Exposure to gun violence predictably produces negative impacts on the physical and mental well-being of community members. Oftentimes, communities do not have the resources to address the emotional and physical toll that gun violence takes. Ultimately, this lack of assistance helps to perpetuate a cycle of violence: children and adolescents, after exposure to neighborhood violence, are more likely to consider buying a firearm. This consideration comes not just from the fear instilled from being exposed to gun violence and subsequent perceived need for self-protection, but also from a desire to acquire the high status that firearm ownership achieves in neighborhoods experiencing a culture of violence.
The pandemic increased exposure numbers to 11 million in 2020, translating to approximately one-in-five children between the ages of 5 and 17 being exposed to neighborhood gun violence within the United States during that year.
The social costs of gun violence accompany the financial burdens associated with not just treating firearm injuries, but the economic costs following the loss of productivity associated with simply trying to survive and cope with gun violence in a community that most likely was already struggling with slow economic growth.
Identifying Policies to Address Community Gun Violence
In order to more completely address the impacts of gun violence in communities across the nation, a comprehensive approach that addresses the underlying factors should be employed. While enforcement of existing firearm laws and the creation of new statutes are certainly helpful in prosecuting those responsible for acts of gun violence in their community and possibly preventing certain individuals from obtaining a firearm in the first place, a multipronged strategy that incorporates nonpolicy focused responses may assist in confronting gun violence at the community-level.
A trauma-informed approach to addressing gun violence, and utilizing community-based intervention mechanisms, may help in not just mediating conflict before it escalates, but also in informing the care given to victims directly or indirectly exposed to community gun violence. Training, awareness, and resources given to stakeholders dedicated to various violence prevention and interruption techniques, along with partnerships undertaken by public safety and public health operations, can disrupt the cycle of violence by listening to the community members most impacted by it.
ABOUT THE AUTHORS

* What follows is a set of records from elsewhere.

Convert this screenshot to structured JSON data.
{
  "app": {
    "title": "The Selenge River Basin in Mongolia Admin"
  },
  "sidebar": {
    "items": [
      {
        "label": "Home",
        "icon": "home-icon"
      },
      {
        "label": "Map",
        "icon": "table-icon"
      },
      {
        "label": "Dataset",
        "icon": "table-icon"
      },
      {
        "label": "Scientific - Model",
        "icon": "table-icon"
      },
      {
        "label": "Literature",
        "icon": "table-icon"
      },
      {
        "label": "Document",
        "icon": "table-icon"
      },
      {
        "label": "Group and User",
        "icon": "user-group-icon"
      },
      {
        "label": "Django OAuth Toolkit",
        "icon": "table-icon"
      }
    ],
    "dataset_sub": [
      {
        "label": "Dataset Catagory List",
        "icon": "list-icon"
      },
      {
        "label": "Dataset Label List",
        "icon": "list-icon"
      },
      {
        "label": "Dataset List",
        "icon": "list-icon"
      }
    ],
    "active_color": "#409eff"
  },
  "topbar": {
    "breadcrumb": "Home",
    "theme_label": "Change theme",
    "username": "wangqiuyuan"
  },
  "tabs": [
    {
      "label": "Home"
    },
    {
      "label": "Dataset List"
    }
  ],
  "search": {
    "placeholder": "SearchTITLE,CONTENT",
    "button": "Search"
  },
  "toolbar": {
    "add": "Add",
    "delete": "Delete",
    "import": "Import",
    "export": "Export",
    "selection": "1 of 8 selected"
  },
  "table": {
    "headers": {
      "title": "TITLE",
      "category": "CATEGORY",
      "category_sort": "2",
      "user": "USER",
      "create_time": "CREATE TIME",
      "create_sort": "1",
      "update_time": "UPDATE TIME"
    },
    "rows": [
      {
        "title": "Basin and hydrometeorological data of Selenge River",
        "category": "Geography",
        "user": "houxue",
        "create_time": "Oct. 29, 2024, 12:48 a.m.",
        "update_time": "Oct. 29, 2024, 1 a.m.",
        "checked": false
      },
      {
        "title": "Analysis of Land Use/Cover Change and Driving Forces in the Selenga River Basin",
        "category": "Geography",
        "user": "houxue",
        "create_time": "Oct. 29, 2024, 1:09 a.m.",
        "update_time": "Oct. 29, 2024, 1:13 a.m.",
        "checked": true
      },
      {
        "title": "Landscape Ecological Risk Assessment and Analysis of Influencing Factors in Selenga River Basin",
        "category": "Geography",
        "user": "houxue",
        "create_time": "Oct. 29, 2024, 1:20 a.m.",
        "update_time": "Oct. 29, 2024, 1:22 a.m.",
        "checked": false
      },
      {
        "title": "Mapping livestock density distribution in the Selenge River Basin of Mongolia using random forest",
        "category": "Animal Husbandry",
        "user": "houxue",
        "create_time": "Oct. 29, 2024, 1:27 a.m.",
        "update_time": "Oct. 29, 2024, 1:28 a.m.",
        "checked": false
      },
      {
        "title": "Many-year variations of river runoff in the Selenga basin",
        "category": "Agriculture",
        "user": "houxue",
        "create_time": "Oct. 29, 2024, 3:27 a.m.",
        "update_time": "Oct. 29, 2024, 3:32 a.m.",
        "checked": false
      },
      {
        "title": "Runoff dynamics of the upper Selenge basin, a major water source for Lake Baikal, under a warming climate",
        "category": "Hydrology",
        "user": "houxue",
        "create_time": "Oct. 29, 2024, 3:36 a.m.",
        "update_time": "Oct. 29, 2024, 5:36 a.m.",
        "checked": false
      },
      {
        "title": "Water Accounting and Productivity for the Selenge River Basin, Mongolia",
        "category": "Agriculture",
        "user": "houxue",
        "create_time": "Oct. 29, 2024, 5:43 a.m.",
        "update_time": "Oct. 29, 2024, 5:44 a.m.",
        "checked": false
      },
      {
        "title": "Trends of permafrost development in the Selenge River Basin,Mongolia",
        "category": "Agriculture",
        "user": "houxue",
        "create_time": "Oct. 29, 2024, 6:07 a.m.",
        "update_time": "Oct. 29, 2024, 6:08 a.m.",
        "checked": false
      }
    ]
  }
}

Julianna Caruso worked as a graduate research assistant for the Rockefeller Institute of Government’s Regional Gun Violence Research Consortium and is a recent graduate of the University at Albany.
Jaclyn Schildkraut is the interim executive director of Regional Gun Violence Research Consortium and and an associate professor of criminal justice at State University College at Oswego.
 The terminology used to describe racial and ethnic groups in this piece is based on the source material.